Activity
Among the lines below, return each one that contains the word "Output".

Excerpts from an interface dataset

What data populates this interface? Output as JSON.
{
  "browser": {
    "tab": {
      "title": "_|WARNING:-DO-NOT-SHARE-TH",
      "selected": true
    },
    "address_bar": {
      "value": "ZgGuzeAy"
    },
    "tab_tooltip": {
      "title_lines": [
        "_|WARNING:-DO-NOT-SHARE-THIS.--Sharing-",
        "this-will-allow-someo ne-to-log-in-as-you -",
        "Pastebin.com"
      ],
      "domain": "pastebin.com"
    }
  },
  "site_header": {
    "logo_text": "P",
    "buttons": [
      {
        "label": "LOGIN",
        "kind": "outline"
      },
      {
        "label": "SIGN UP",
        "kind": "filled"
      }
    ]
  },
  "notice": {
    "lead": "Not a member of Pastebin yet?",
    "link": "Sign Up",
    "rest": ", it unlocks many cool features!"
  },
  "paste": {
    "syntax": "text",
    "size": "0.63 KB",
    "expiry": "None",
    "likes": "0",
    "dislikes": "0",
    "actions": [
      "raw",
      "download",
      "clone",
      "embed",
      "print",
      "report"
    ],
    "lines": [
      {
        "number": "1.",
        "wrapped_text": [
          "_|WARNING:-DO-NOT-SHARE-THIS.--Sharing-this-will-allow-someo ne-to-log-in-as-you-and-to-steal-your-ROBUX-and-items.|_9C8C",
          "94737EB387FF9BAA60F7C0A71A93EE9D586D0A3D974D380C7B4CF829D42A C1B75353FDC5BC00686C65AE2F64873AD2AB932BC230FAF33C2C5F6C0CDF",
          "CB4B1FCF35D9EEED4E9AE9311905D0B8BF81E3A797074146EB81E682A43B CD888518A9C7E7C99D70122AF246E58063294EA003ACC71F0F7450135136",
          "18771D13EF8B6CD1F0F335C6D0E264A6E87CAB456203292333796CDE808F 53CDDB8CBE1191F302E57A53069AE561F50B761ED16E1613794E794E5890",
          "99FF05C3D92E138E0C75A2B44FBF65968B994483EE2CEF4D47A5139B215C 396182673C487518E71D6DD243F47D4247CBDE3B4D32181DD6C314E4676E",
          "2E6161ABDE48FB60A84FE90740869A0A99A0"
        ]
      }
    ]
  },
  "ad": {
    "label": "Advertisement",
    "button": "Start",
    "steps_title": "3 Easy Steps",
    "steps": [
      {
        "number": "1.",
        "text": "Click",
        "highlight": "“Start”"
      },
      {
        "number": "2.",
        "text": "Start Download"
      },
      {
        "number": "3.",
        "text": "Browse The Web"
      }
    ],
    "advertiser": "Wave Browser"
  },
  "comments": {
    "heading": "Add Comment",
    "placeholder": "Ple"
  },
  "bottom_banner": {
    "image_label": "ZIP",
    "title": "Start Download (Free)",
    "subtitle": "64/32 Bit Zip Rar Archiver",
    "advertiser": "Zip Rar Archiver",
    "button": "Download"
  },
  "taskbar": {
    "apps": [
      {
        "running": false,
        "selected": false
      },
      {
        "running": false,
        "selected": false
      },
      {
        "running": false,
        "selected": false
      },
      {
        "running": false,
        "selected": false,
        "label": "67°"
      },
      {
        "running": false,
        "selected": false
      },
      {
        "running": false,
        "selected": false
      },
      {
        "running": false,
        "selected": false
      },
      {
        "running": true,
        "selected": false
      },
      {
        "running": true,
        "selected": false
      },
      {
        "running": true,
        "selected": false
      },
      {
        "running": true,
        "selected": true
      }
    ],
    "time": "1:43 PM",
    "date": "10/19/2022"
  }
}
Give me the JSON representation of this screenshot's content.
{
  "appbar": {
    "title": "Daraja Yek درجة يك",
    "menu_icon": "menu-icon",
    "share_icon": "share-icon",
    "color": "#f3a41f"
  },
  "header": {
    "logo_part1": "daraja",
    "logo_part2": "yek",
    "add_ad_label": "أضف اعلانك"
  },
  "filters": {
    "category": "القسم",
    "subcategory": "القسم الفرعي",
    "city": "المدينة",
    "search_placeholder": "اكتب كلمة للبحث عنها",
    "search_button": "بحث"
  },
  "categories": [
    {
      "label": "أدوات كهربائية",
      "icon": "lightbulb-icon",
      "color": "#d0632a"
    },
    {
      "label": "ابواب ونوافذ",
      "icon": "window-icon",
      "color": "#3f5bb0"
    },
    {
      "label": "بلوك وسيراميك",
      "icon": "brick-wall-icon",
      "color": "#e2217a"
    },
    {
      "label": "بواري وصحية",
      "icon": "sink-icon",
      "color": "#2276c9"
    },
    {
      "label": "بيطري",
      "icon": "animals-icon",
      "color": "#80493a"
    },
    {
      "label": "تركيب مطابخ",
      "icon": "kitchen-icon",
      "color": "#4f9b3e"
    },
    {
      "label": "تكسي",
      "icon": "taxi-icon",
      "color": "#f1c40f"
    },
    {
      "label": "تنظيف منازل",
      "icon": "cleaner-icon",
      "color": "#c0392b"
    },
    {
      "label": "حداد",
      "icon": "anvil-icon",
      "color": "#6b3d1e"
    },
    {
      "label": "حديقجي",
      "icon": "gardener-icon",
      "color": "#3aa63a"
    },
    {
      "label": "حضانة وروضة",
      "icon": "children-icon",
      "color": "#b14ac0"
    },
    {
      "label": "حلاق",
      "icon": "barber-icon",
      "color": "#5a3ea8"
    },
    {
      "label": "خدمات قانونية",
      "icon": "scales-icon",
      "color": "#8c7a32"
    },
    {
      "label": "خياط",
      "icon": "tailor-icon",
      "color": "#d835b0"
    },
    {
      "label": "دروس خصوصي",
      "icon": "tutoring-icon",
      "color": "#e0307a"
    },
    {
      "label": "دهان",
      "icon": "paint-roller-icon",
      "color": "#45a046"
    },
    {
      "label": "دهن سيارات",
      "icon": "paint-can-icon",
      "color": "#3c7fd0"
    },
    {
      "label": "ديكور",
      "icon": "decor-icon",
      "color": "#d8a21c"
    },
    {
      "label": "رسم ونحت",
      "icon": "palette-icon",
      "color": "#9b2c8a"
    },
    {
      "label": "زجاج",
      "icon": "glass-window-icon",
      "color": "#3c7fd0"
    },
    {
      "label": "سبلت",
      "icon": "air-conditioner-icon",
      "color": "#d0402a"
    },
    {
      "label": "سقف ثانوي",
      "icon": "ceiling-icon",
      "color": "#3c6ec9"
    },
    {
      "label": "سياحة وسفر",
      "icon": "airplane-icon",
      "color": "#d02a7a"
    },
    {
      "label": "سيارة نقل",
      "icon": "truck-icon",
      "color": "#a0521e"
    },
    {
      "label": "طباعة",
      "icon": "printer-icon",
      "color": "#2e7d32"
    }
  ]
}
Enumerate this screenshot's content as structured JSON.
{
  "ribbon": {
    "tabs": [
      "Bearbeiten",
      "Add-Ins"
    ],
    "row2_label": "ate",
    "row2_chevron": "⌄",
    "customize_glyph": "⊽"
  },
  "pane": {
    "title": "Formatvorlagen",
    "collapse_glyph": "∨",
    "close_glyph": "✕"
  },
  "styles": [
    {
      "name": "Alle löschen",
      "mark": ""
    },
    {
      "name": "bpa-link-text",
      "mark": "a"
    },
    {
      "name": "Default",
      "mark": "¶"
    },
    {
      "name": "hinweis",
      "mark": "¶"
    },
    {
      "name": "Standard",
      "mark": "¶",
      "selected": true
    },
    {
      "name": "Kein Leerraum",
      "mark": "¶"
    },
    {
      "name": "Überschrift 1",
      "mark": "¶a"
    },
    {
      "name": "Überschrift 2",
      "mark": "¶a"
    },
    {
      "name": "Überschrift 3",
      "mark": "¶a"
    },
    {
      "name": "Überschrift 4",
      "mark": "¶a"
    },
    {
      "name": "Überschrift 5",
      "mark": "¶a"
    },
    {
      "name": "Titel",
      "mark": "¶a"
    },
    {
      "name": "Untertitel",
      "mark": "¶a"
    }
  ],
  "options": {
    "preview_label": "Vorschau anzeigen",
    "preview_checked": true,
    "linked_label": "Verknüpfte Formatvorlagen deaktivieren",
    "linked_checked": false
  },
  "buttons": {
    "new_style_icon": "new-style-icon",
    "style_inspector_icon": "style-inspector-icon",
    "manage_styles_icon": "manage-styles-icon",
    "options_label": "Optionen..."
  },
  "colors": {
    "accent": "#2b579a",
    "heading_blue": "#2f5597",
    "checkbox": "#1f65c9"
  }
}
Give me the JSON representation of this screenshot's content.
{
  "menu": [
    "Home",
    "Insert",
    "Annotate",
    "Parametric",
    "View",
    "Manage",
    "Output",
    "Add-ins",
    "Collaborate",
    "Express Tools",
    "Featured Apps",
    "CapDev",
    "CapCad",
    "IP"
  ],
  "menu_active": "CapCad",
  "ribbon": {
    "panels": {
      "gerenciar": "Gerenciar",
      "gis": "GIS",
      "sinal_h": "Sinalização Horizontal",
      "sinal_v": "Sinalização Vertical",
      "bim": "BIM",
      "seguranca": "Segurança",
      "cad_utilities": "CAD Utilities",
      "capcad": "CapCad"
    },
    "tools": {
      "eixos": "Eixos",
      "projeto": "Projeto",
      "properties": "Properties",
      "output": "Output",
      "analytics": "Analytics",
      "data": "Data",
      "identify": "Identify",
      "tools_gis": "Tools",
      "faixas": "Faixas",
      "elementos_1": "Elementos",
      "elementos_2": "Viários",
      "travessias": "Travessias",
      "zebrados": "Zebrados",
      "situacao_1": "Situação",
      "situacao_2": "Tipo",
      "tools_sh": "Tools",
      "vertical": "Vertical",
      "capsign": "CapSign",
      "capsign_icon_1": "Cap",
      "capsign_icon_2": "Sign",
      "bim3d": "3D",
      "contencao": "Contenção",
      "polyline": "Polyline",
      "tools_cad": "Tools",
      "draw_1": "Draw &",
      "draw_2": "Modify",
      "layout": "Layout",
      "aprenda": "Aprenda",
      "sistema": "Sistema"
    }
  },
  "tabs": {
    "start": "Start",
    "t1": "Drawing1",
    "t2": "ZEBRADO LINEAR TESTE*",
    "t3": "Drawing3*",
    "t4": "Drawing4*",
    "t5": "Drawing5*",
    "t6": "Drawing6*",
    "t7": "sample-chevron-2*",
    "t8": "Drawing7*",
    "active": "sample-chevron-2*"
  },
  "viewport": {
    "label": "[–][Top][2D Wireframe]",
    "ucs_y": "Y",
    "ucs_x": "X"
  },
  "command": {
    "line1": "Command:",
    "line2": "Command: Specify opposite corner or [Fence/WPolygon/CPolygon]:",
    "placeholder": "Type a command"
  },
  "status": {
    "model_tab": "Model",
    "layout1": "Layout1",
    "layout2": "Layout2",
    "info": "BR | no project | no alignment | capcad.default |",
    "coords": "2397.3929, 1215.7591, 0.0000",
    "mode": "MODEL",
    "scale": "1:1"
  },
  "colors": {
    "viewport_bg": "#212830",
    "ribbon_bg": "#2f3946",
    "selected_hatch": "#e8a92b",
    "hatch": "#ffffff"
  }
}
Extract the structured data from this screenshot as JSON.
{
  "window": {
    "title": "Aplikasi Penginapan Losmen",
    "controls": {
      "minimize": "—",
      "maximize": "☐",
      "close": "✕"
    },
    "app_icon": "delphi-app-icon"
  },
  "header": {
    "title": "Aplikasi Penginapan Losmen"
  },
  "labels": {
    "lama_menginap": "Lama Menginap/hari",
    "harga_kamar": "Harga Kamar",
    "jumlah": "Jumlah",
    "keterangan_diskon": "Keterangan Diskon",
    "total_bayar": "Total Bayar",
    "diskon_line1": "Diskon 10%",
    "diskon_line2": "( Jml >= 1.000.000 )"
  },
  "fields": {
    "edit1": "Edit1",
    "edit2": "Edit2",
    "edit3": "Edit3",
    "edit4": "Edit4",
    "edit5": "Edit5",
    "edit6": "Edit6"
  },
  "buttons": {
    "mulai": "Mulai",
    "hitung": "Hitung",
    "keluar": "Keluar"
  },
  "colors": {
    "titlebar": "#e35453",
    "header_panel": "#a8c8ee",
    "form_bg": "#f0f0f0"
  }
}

Reply
What data populates this interface? Output as JSON.
    "Output",
      "output": "Output",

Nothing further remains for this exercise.